“Sometimes,’ said Pooh, ‘the smallest things take up the most room in your heart.” A.A. Milne
“What day is it?”
It’s today,” squeaked Piglet.
My favorite day,” said Pooh.” A.A. Milne
A.A. Milne, the author of our beloved Winnie the Pooh stories, knew how to think and write with the honest beauty of an innocent child. We love his books, I think, for this reason.
Milne is a favorite, however my house is also scattered all over with Mother Goose nursery rhyme books. If you find yourself in one of those “I just can’t do this any more” moods, read them Mother Goose like my mother did for her children, and my grandmother did for her children. You’ll be uplifted in no time when you are singing all ten verses of London Bridge, and reading silly, surprising little poems that the books are full of, like:
There once were two cats of Kilkenny,
Each thought there was one cat too many;
So they fought and they fit,
And they scratched and they bit,
Till, excepting their nails
And the tips of their tails
Instead of two cats, there weren’t any.
Some of the rhymes are like proverbs, presenting childhood wisdom in a light and fun way.
An apple a day
Sends the doctor away.
Apple in the morning,
Roast apple at night,
Starves the doctor outright.
Eat an apple going to bed,
Knock the doctor on the head.
Three each day, seven days a week,
Ruddy apple, ruddy cheek.
In the spirit of A.A. Milne, and Mother Goose I would like to share a few little pieces of our own.
They are the words of my two youngest children (they spoke them to me without knowing they were poetry, and I wrote them down.)
“The richest child sits on a poor mother’s lap”, Jacob Simmon Kever (1854-1922)
Seth’s Lap Poem, by Seth
I want to stay on your lap
Until the day is over
Until I am grown up
Until I am growned up
When I can read.
Seth’s Mother Goose rhyme, by Seth aged 5
Are you rich?
Do you have
Sarah’s Onion Poem, by Sarah aged 3
Is this corn?
No. It’s an onion.
An onion! You can tell me the truth you know, is it really corn?
No. It’s an onion.
What is this?
That is it’s skin.
And where are it’s eyes?
Aren’t they fantastic? If you listen closely, I bet the children in your life communicate in poetry, too!
In other news,
We went sledding.
We had pancakes on Saturday morning.
Seth fell asleep (my favorite picture from the weekend). Baby face.
We have a new washing machine.
Jacob had a headache.
So I made him brown sugar meatloaf.
My husband took three naps yesterday.
I have to catch up on the laundry today (new washer!) My first one with a drawer underneath. What should I keep in it?

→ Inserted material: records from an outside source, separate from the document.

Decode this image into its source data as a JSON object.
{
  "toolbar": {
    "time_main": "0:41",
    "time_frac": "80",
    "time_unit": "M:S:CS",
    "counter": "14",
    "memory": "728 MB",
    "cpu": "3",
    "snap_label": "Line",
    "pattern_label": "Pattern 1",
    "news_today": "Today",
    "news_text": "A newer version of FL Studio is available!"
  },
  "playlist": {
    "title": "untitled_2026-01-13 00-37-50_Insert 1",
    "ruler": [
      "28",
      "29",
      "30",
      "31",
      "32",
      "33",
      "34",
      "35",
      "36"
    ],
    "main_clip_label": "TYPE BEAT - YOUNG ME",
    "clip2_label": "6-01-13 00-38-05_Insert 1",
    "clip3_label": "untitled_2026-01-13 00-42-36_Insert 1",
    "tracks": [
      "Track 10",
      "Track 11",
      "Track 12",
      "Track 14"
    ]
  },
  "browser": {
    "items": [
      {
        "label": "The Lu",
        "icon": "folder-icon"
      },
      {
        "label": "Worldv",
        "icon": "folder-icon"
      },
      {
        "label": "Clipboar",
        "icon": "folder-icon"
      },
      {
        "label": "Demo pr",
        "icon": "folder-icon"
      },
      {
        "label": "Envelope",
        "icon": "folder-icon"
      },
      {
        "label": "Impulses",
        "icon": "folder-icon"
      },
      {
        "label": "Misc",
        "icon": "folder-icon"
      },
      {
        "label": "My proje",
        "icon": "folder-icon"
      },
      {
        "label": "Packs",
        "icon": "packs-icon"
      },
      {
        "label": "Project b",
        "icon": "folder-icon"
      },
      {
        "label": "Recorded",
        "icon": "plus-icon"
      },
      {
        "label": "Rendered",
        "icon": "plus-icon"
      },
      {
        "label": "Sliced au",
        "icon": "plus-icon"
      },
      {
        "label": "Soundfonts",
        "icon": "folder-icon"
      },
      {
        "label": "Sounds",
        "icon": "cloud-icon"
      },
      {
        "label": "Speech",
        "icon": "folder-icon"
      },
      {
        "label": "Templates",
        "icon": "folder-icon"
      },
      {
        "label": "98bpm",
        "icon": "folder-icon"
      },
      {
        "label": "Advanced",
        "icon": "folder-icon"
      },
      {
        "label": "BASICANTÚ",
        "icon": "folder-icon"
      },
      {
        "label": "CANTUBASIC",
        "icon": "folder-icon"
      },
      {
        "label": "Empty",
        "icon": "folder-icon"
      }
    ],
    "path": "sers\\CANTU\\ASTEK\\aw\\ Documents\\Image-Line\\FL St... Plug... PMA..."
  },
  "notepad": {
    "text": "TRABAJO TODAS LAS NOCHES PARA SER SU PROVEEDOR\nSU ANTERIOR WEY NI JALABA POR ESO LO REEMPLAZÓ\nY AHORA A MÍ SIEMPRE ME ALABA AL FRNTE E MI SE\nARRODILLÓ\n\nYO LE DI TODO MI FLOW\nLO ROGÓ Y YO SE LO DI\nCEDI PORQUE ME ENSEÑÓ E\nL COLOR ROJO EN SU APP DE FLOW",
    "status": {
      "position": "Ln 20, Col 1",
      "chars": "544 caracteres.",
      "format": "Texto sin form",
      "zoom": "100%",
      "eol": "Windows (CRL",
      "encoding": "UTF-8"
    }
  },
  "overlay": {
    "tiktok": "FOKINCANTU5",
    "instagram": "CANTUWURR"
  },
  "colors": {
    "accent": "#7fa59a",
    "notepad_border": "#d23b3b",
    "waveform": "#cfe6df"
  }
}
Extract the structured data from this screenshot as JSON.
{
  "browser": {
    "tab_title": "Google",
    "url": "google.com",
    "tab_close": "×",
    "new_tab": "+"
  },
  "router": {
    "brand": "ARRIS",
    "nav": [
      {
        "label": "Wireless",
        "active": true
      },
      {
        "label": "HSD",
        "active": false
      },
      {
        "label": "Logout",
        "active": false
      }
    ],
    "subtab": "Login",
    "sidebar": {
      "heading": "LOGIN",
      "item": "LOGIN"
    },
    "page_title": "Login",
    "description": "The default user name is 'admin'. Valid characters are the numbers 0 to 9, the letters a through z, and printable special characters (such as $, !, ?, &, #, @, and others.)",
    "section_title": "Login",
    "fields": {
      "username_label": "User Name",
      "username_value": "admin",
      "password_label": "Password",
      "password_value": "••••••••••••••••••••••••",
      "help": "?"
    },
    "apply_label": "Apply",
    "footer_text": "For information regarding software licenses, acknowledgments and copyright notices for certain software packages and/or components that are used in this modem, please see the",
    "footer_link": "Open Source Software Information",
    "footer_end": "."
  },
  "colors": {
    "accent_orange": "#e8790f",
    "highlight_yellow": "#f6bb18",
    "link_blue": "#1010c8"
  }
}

Blessings, peace, and grace to you all my friends.
Shanda (an old woman, who lives in a shoe)
Be always like the lamb so mild
A kind, and sweet, and gentle child.
Sleep, baby, sleep.